The best way to use those is get the bore good and wet with PB Blaster or Kroil the day before you use them. Those super penetraters get between the layers of lead where the carbon separates them and makes them easier to brush out by any mechanical method.
There is also now a lead solvent by the makers of Wipe Out, called No-Lead
The advice to add Lee Liquid Alox or (less expensive) White Label Xlox to the bullets is good.
I don't know what kind of gun you are shooting, but if it is a self-loader, try seating your bullets out so far that when you drop a cartridge into the barrel, the case is flush with the breech end of it. This way you are headspacing on the bullet, which I find both improves accuracy and reduces leading significantly. The only limitation is some guns won't let you do that with all bullet shapes before they cease to fit the magazine or feed reliably, so you'd have to try it on your gun.

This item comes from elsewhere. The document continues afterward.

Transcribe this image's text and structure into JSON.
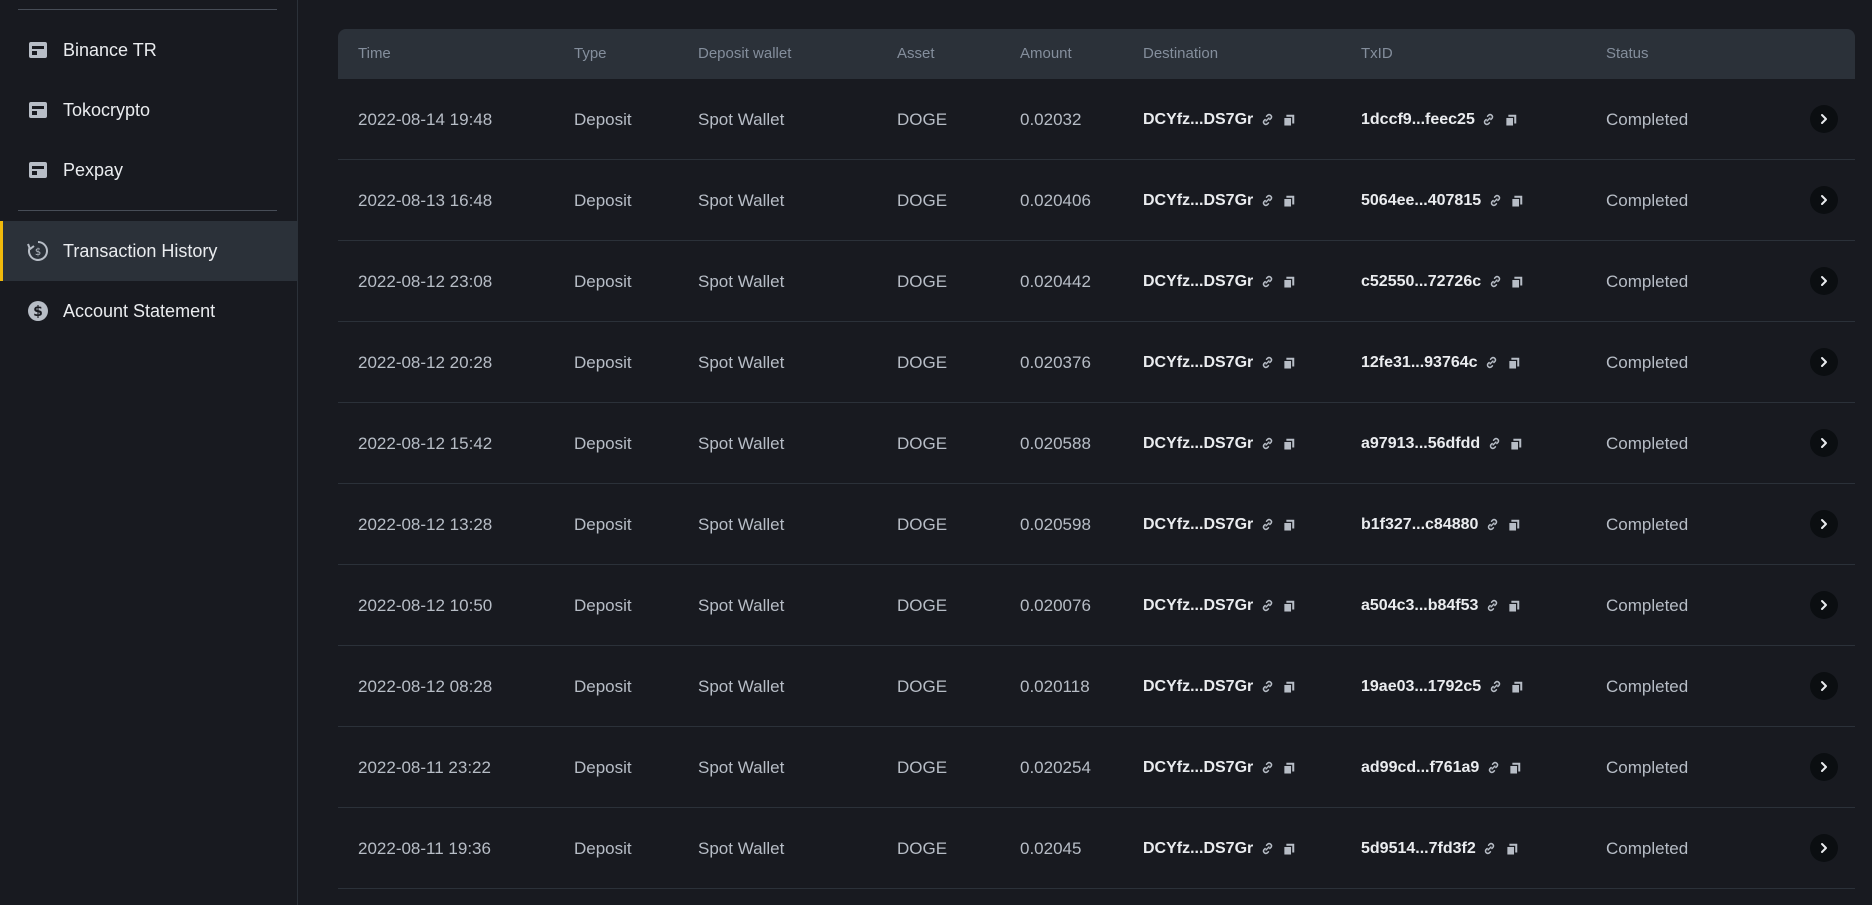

If you have a revolver, you need to slug the chambers to be sure they are a minimum of half a thousandth wider than the groove diameter of your gun. Meister Bullets makes what looks to be a good slugging kit
if you are unfamiliar with the process (but get a micrometer
that reads ten thousandths, and don't try to get away with using a caliper for the measurements)? You also need to slug to be sure you have no constrictions in the bore? They are common in revolvers where the barrel screws into the frame. They are also common in lever rifles where dovetails are cut for sights or for the forward magazine tube mount. Constrictions cause massive leading, be they in the bore or at the chamber throat. Firelapping will clear them. Alternatively, cylinders can be reamed